Monday, 1 July 2013

Inexplicable, irresponsible, reckless

or what?
I hope those of you who are not interested in Australian politics will read no further. For those of you who are however then I will, at the request of a regular reader, try to explain what I believe our new Prime Minister is trying to do.
Let it be said here that Mr Rudd is a very experienced diplomat. He knows, even if he does not like it, what can and cannot be said in the public (and even the private) arena. He has lived abroad. He speaks (some) Chinese and Swedish. He likes the world stage. 
All that being so his comments almost immediately after his reinstatement in the position of Prime Minister at first appear to be inexplicable. He made the highly contentious statement that, should the current Opposition be elected then we risked war with Indonesia because of the Opposition's policy of "turning back the boats if it is safe to do so". I must explain here that "turning back the boats" the Opposition means towing boats of "asylum seekers" back to the edge of Indonesian waters, quietly informing the Indonesian government and making sure the boat returns to Indonesia. It is a policy designed to put "people smuggling" out of business and thus save lives. 
It is a contentious policy that has many detractors, mostly among activists who like to believe that everyone who sets sail for Australia in this way is a genuinely desperate refugee able to pay at least $15,000 for the trip. I will not discuss the status of those passengers here.
When the Opposition was previously in power it did turn back boats. It did not, as is sometimes suggested, turn back hundreds or even dozens of boats. It did not turn back vessels which were in distress and unlikely to make it. It did not enter Indonesian territorial waters and it did not break any international maritime or humanitarian laws. They turned back seven boats in total - and reduced the problem of "boat arrivals" almost to a standstill. The Opposition also added a policy of "Temporary Protection Visas" for people who attempted to bypass official channels. Arrivals through alternative means were significantly reduced.  In short it was a good policy which worked. It saved lives. (There was and is still a problem of people who overstay their visas.)
Australia was still taking in the quota of refugees it stated it would take - and they were taking them from recognised sources, mostly humanitarian camps run by the United Nations. People from those camps have often waited for years for a place to go. 
As a system it was considered by many to be fair and reasonable but some high profile activists caused, and continue to cause doubt about it. The new Prime Minister is clearly worried about their potential to influence public opinion. He was leader at the time that the policy of turning back the boats was dismantled. To change it now could be politically disastrous for him. He is within a whisker of winning the election. If he does not win the election it will be the end of his political career.
Claims are being made that Australia will be at war with Indonesia, that turning back the boats is not possible, that it breaches international law and our humanitarian obligations and that it is "too dangerous". None of these things are true and are privately conceded not to be true by those who would have to implement any such policies. Nobody says it would be easy but those who would have to implement it say it could be done - and should be done.
It is, I believe, for that reason that he has made those remarks. He is endeavouring to do the unthinkable. He is endeavouring to bring a third party from another country into the Australian election campaign. He is endeavouring to use Australia's sometimes awkward relationship with Indonesia as a means of gaining votes. It appears to be an appalling diplomatic gaffe. It appears to be reckless, irresponsible and inexplicable coming from a man with so much diplomatic experience.
My own guess is that it is none of those things. Mr Rudd knows exactly what he is doing - or what he thinks he can do. It has been a calculated move. It is designed to inflict maximum electoral damage on the Opposition.  Far from being reckless Mr Rudd almost certainly believes that his diplomatic skills are such that he can use Indonesia's Prime Minister to win an election here without doing any damage to the relationship. 
It is a monstrous display of personal arrogance - and suggests the leopard has not changed its spots. 

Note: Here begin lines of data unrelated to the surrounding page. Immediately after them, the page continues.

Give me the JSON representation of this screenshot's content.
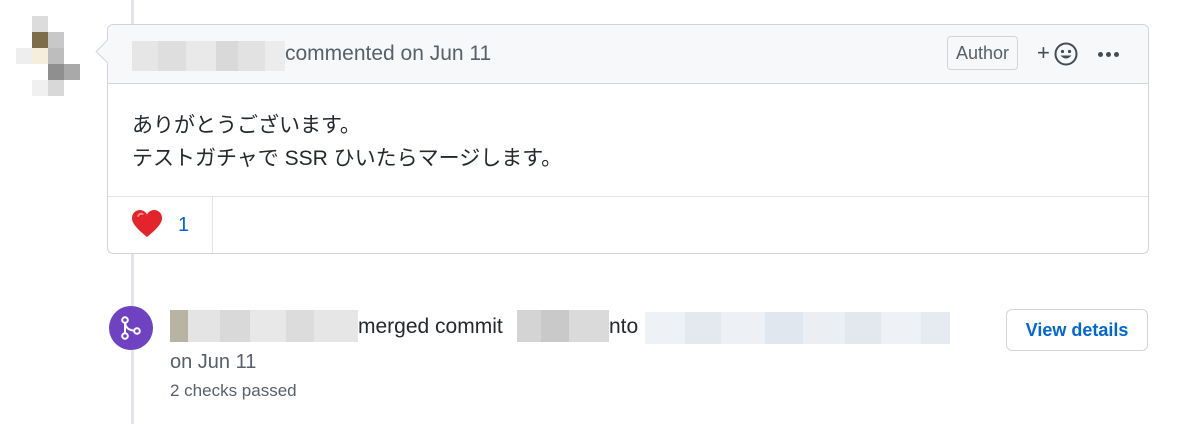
{
  "comment": {
    "header_action": "commented on Jun 11",
    "author_badge": "Author",
    "add_reaction_label": "+",
    "body_lines": [
      "ありがとうございます。",
      "テストガチャで SSR ひいたらマージします。"
    ],
    "reaction": {
      "emoji": "❤️",
      "count": "1"
    }
  },
  "merge_event": {
    "action": "merged commit",
    "into": "nto",
    "date": "on Jun 11",
    "checks": "2 checks passed",
    "view_details": "View details"
  },
  "icons": {
    "reaction": "smiley-icon",
    "more": "kebab-icon",
    "merge": "git-merge-icon",
    "heart": "heart-icon"
  },
  "colors": {
    "link": "#0366d6",
    "merge_badge": "#6f42c1",
    "heart": "#e3242b",
    "border": "#d1d5da",
    "header_bg": "#f6f8fa"
  }
}
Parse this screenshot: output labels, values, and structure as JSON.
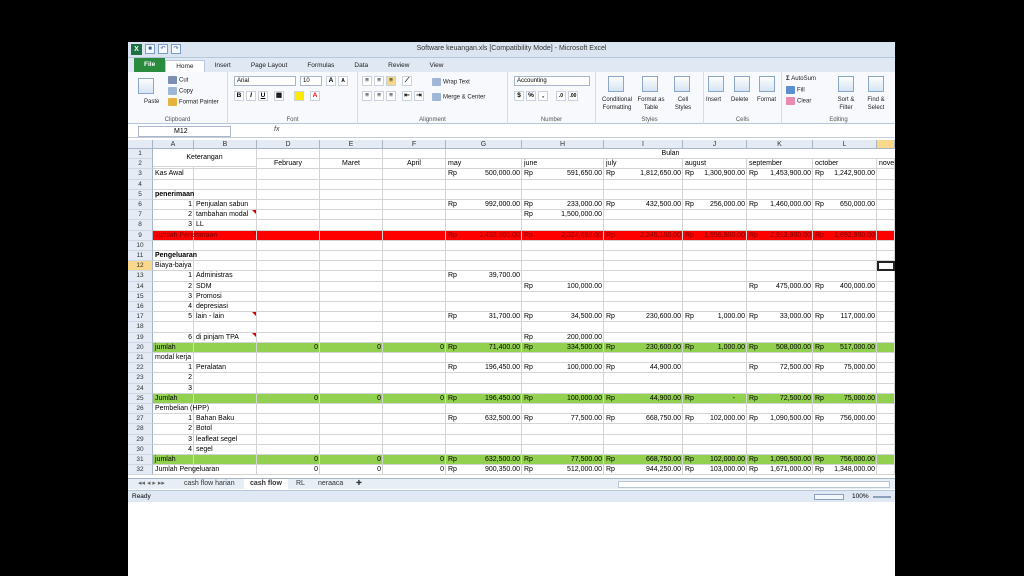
{
  "title": "Software keuangan.xls  [Compatibility Mode]  -  Microsoft Excel",
  "tabs": [
    "File",
    "Home",
    "Insert",
    "Page Layout",
    "Formulas",
    "Data",
    "Review",
    "View"
  ],
  "clipboard": {
    "paste": "Paste",
    "cut": "Cut",
    "copy": "Copy",
    "format_painter": "Format Painter",
    "label": "Clipboard"
  },
  "font": {
    "name": "Arial",
    "size": "10",
    "label": "Font"
  },
  "alignment": {
    "wrap": "Wrap Text",
    "merge": "Merge & Center",
    "label": "Alignment"
  },
  "number": {
    "format": "Accounting",
    "label": "Number"
  },
  "styles": {
    "cond": "Conditional Formatting",
    "table": "Format as Table",
    "cell": "Cell Styles",
    "label": "Styles"
  },
  "cells": {
    "insert": "Insert",
    "delete": "Delete",
    "format": "Format",
    "label": "Cells"
  },
  "editing": {
    "autosum": "AutoSum",
    "fill": "Fill",
    "clear": "Clear",
    "sort": "Sort & Filter",
    "find": "Find & Select",
    "label": "Editing"
  },
  "namebox": "M12",
  "fx": "fx",
  "columns": [
    "A",
    "B",
    "D",
    "E",
    "F",
    "G",
    "H",
    "I",
    "J",
    "K",
    "L"
  ],
  "headers": {
    "keterangan": "Keterangan",
    "bulan": "Bulan",
    "months": [
      "February",
      "Maret",
      "April",
      "may",
      "june",
      "july",
      "august",
      "september",
      "october",
      "nove"
    ]
  },
  "rows": {
    "r3": {
      "label": "Kas Awal",
      "g": "500,000.00",
      "h": "591,650.00",
      "i": "1,812,650.00",
      "j": "1,300,900.00",
      "k": "1,453,900.00",
      "l": "1,242,900.00"
    },
    "r5": "penerimaan",
    "r6": {
      "n": "1",
      "label": "Penjualan sabun",
      "g": "992,000.00",
      "h": "233,000.00",
      "i": "432,500.00",
      "j": "256,000.00",
      "k": "1,460,000.00",
      "l": "650,000.00"
    },
    "r7": {
      "n": "2",
      "label": "tambahan modal",
      "h": "1,500,000.00"
    },
    "r8": {
      "n": "3",
      "label": "LL"
    },
    "r9": {
      "label": "Jumlah Penerimaan",
      "g": "1,492,000.00",
      "h": "2,324,650.00",
      "i": "2,245,150.00",
      "j": "1,556,900.00",
      "k": "2,913,900.00",
      "l": "1,892,900.00"
    },
    "r11": "Pengeluaran",
    "r12": "Biaya-baiya",
    "r13": {
      "n": "1",
      "label": "Administras",
      "g": "39,700.00"
    },
    "r14": {
      "n": "2",
      "label": "SDM",
      "h": "100,000.00",
      "k": "475,000.00",
      "l": "400,000.00"
    },
    "r15": {
      "n": "3",
      "label": "Promosi"
    },
    "r16": {
      "n": "4",
      "label": "depresiasi"
    },
    "r17": {
      "n": "5",
      "label": "lain - lain",
      "g": "31,700.00",
      "h": "34,500.00",
      "i": "230,600.00",
      "j": "1,000.00",
      "k": "33,000.00",
      "l": "117,000.00"
    },
    "r19": {
      "n": "6",
      "label": "di pinjam TPA",
      "h": "200,000.00"
    },
    "r20": {
      "label": "jumlah",
      "d": "0",
      "e": "0",
      "f": "0",
      "g": "71,400.00",
      "h": "334,500.00",
      "i": "230,600.00",
      "j": "1,000.00",
      "k": "508,000.00",
      "l": "517,000.00"
    },
    "r21": "modal kerja",
    "r22": {
      "n": "1",
      "label": "Peralatan",
      "g": "196,450.00",
      "h": "100,000.00",
      "i": "44,900.00",
      "k": "72,500.00",
      "l": "75,000.00"
    },
    "r23": {
      "n": "2"
    },
    "r24": {
      "n": "3"
    },
    "r25": {
      "label": "Jumlah",
      "d": "0",
      "e": "0",
      "f": "0",
      "g": "196,450.00",
      "h": "100,000.00",
      "i": "44,900.00",
      "j": "-",
      "k": "72,500.00",
      "l": "75,000.00"
    },
    "r26": "Pembelian (HPP)",
    "r27": {
      "n": "1",
      "label": "Bahan Baku",
      "g": "632,500.00",
      "h": "77,500.00",
      "i": "668,750.00",
      "j": "102,000.00",
      "k": "1,090,500.00",
      "l": "756,000.00"
    },
    "r28": {
      "n": "2",
      "label": "Botol"
    },
    "r29": {
      "n": "3",
      "label": "leafleat segel"
    },
    "r30": {
      "n": "4",
      "label": "segel"
    },
    "r31": {
      "label": "jumlah",
      "d": "0",
      "e": "0",
      "f": "0",
      "g": "632,500.00",
      "h": "77,500.00",
      "i": "668,750.00",
      "j": "102,000.00",
      "k": "1,090,500.00",
      "l": "756,000.00"
    },
    "r32": {
      "label": "Jumlah Pengeluaran",
      "d": "0",
      "e": "0",
      "f": "0",
      "g": "900,350.00",
      "h": "512,000.00",
      "i": "944,250.00",
      "j": "103,000.00",
      "k": "1,671,000.00",
      "l": "1,348,000.00"
    }
  },
  "rp": "Rp",
  "sheets": [
    "cash flow harian",
    "cash flow",
    "RL",
    "neraaca"
  ],
  "status": {
    "ready": "Ready",
    "zoom": "100%"
  },
  "colors": {
    "red": "#ff0000",
    "green": "#92d050"
  }
}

2 comments:

virtualquilter said...

He would not pass security checks if he wanted to join the ADF ... at least I think they still have a policy which has a problem with loose lips.

catdownunder said...

But he has access to all information about the ADF Judy - scary stuff